Management of degenerative cervical myelopathy - An update

Andrei F. Joaquim*, Enrico Ghizoni, Helder Tedeschi, Wellington K. Hsu, Alpesh A. Patel

*Corresponding author for this work

Research output: Contribution to journalReview article

7 Scopus citations

Abstract

Introduction: Degenerative cervical myelopathy (DCM) is the most common cause of spinal cord dysfunction in adult patients. Patients generally present with a slow, progressive neurological decline or a stepwise deterioration pattern. In this paper, we discuss the most important factors involved in the management of DCM, including a discussion about the surgical approaches. Method: The authors performed an extensive review of the peer-reviewed literature addressing the aforementioned objectives. Results: Although the diagnosis is clinical, magnetic resonance imaging (MRI) is the study of choice to confrm stenosis and also to exclude the differential diagnosis. The severity the clinical symptoms of DCM are evaluated by different scales, but the modifed Japanese Orthopedic Association (mJOA) and the Nürick scale are probably the most commonly used.
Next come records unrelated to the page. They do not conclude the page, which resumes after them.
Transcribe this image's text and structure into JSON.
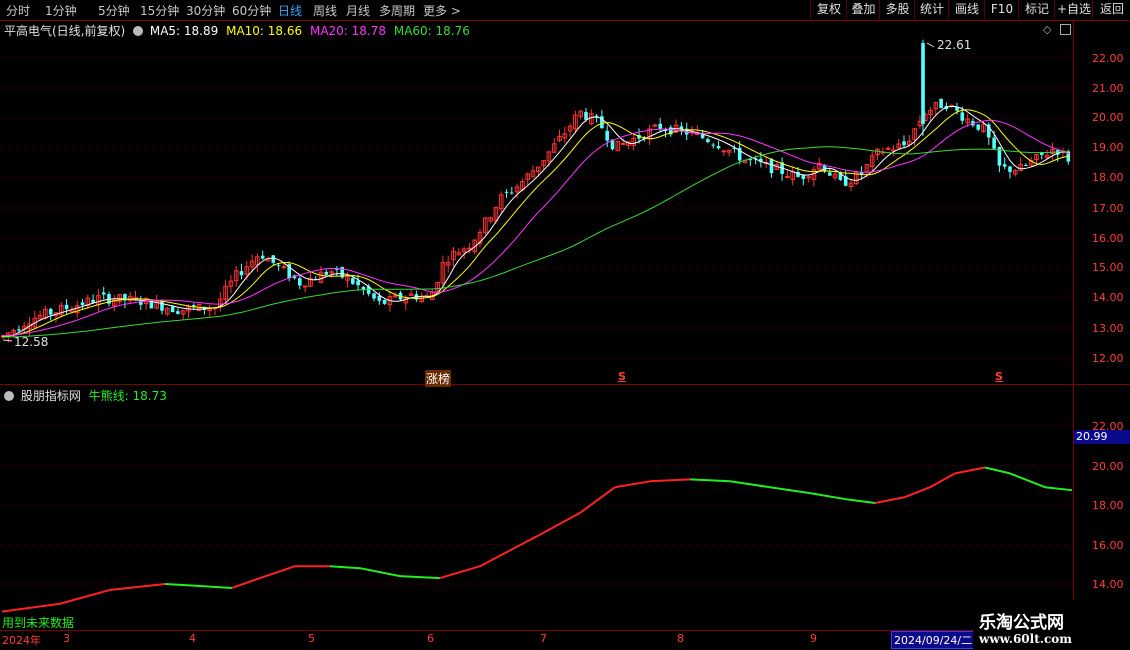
{
  "topbar": {
    "periods": [
      "分时",
      "1分钟",
      "5分钟",
      "15分钟",
      "30分钟",
      "60分钟",
      "日线",
      "周线",
      "月线",
      "多周期",
      "更多 >"
    ],
    "active_period": "日线",
    "tools": [
      "复权",
      "叠加",
      "多股",
      "统计",
      "画线",
      "F10",
      "标记",
      "+自选",
      "返回"
    ]
  },
  "main_chart": {
    "stock_title": "平高电气(日线,前复权)",
    "ma5_label": "MA5: 18.89",
    "ma10_label": "MA10: 18.66",
    "ma20_label": "MA20: 18.78",
    "ma60_label": "MA60: 18.76",
    "high_annotation": "22.61",
    "low_annotation": "12.58",
    "y_ticks": [
      "22.00",
      "21.00",
      "20.00",
      "19.00",
      "18.00",
      "17.00",
      "16.00",
      "15.00",
      "14.00",
      "13.00",
      "12.00"
    ],
    "markers": [
      "涨榜",
      "S",
      "S"
    ],
    "ma_colors": {
      "ma5": "#ffffff",
      "ma10": "#ffff00",
      "ma20": "#ff33ff",
      "ma60": "#33dd33"
    }
  },
  "indicator_chart": {
    "name": "股朋指标网",
    "line_label": "牛熊线: 18.73",
    "y_ticks": [
      "22.00",
      "20.00",
      "18.00",
      "16.00",
      "14.00"
    ],
    "cursor_value": "20.99",
    "footer_note": "用到未来数据",
    "up_color": "#ff2222",
    "down_color": "#22ee22"
  },
  "date_axis": {
    "year_label": "2024年",
    "month_labels": [
      "3",
      "4",
      "5",
      "6",
      "7",
      "8",
      "9"
    ],
    "current_date": "2024/09/24/二"
  },
  "watermark": {
    "line1": "乐淘公式网",
    "line2": "www.60lt.com"
  }
}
Spontaneous clinical improvement is rare and surgery is the main treatment form in an attempt to prevent further neurological deterioration and, potentially, to provide some improvement in symptoms and function. Anterior, posterior or combined cervical approaches are used to decompress the spinal cord, with adjunctive fusion being commonly performed. The choice of one approach over the other depends on patient characteristics (such as number of involved levels, site of compression, cervical alignment, previous surgeries, bone quality, presence of instability, among others) as well as surgeon preference and experience. Conclusion: Spine surgeons must understand the advantages and disadvantages of all surgical techniques to choose the best procedure for their patients. Further comparative studies are necessary to establish the superiority of one approach over the other when multiple options are available.

Original languageEnglish (US)
Pages (from-to)886-894
Number of pages9
JournalRevista da Associacao Medica Brasileira
Volume62
Issue number9
DOIs
StatePublished - Dec 2016

Keywords

  • Anterior approach
  • Cervical myelopathy
  • Posterior approach
  • Spondylotic myelopathy
  • Surgical approach

ASJC Scopus subject areas

  • Medicine(all)

Fingerprint Dive into the research topics of 'Management of degenerative cervical myelopathy - An update'. Together they form a unique fingerprint.

  • Cite this